  1.                 Rectangle  {
  2.     width: 100; height: 100
  4.     onWidthChanged: console.log("Width has changed to:", width)
  5.     onColorChanged: console.log("Color has changed to:", color)
  6. }

Signal handlers are explained further below.

List properties

List properties look like this:

  1.                 Item  {
  2.     children: [
  3.         Image  {},
  4.         Text  {}
  5.     ]
  6. }

The list is enclosed in square brackets, with a comma separating the list elements. In cases where you are only assigning a single item to a list, you can omit the square brackets:

  1.                 Image  {
  2.     children: Rectangle  {}
  3. }

Items in the list can be accessed by index. See the list type documentation for more details about list properties and their available operations.

Default Properties

Each object type can specify one of its list or object properties as its default property. If a property has been declared as the default property, the property tag can be omitted.

For example this code:

  1.                 State  {
  2.     changes: [
  3.         PropertyChanges  {},
  4.         PropertyChanges  {}
  5.     ]
  6. }

can be simplified to:

  1.                 State  {
  2.     PropertyChanges  {}
  3.     PropertyChanges  {}
  4. }

because changes is the default property of the State type.

Grouped Properties

In some cases properties form a logical group and use a 'dot' or grouped notation to show this.

Grouped properties can be written like this:

  1.                 Text  {
  2.     font.pixelSize: 12
  3.     font.bold: true
  4. }

or like this:

  1.                 Text  {
  2.     font  { pixelSize: 12; bold: true }
  3. }

In the element documentation grouped properties are shown using the 'dot' notation.

Attached Properties

Some objects attach properties to another object. Attached Properties are of the form where Type is the type of the element that attaches property.

For example, the ListView element attaches the ListView.isCurrentItem property to each delegate it creates:

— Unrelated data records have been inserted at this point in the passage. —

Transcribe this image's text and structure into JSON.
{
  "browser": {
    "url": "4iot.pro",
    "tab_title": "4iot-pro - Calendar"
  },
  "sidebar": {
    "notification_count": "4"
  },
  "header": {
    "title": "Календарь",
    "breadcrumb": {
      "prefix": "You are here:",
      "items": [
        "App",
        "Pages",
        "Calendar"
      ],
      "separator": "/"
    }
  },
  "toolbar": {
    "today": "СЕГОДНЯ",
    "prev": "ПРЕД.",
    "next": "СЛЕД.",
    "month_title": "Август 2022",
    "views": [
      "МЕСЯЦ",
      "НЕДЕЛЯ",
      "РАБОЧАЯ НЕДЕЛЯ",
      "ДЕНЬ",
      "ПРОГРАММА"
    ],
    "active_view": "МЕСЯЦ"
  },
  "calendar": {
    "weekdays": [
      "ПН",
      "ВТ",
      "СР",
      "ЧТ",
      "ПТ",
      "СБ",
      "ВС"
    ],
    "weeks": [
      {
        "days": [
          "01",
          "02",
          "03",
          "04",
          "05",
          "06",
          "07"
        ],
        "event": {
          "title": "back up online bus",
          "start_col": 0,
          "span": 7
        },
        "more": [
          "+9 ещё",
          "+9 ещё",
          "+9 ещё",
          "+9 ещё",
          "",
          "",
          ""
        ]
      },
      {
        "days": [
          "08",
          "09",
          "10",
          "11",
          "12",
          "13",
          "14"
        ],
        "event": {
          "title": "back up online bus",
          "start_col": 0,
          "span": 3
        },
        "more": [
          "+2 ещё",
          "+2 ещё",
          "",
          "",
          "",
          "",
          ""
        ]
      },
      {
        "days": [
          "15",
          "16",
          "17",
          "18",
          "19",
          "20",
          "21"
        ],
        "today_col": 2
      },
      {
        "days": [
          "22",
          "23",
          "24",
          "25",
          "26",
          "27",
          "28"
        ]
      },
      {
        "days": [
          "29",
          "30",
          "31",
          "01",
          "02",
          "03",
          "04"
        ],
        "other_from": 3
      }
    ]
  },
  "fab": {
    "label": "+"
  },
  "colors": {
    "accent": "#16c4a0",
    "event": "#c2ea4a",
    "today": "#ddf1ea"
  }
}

  1.                 Component  {
  2.     id: myDelegate
  3.     Text  {
  4.         text: "Hello"
  5.         color: ListView.isCurrentItem ? "red" : "blue"
  6.     }
  7. }
  1.                 ListView  {
  2.     delegate: myDelegate
  3. }

Another example of attached properties is the Keys element which attaches properties for handling key presses to any visual Item, for example:

  1.                 Item  {
  2.     focus: true
  3.     Keys.onSelectPressed: console.log("Selected")
  4. }

Signal Handlers

Signal handlers allow JavaScript code to be executed in response to an event. For example, the MouseArea element has an onClicked handler that can be used to respond to a mouse click. Below, we use this handler to print a message whenever the mouse is clicked:

  1.                 Item  {
  2.     width: 100; height: 100
  4.     MouseArea  {
  5.         anchors.fill: parent
  6.         onClicked:  {
  7.             console.log("mouse button clicked")
  8.         }
  9.     }
  10. }

All signal handlers begin with "on".

Some signal handlers include an optional parameter. For example the MouseArea onPressed signal handler has a mouse parameter that contains information about the mouse press. This parameter can be referred to in the JavaScript code, as below:

  1.                 MouseArea  {
  2.     acceptedButtons: Qt.LeftButton | Qt.RightButton
  3.     onPressed:  {
  4.         if (mouse.button == Qt.RightButton)
  5.             console.log("Right mouse button pressed")
  6.     }
  7. }
Notes provided by the Qt Community
  • 5

Votes: 13

Coverage: Qt library 4.7, 4.8

Picture of Lukas Geyer Lukas Geyer

Lab Rat
4 notes

Signal handlers capitalize the first letter, not character.

Be aware that when QML creates handlers for properties the first letter as in QChar::isLetter() is capitalized. This means, even though the first character might not be a letter (for example an underscore) the first letter found is still capitalized.

  1. property bool __testProperty: false
  3. // RIGHT
  4. on__TestPropertyChanged { ... }
  6. // WRONG
  7. on__testPropertyChanged { ... }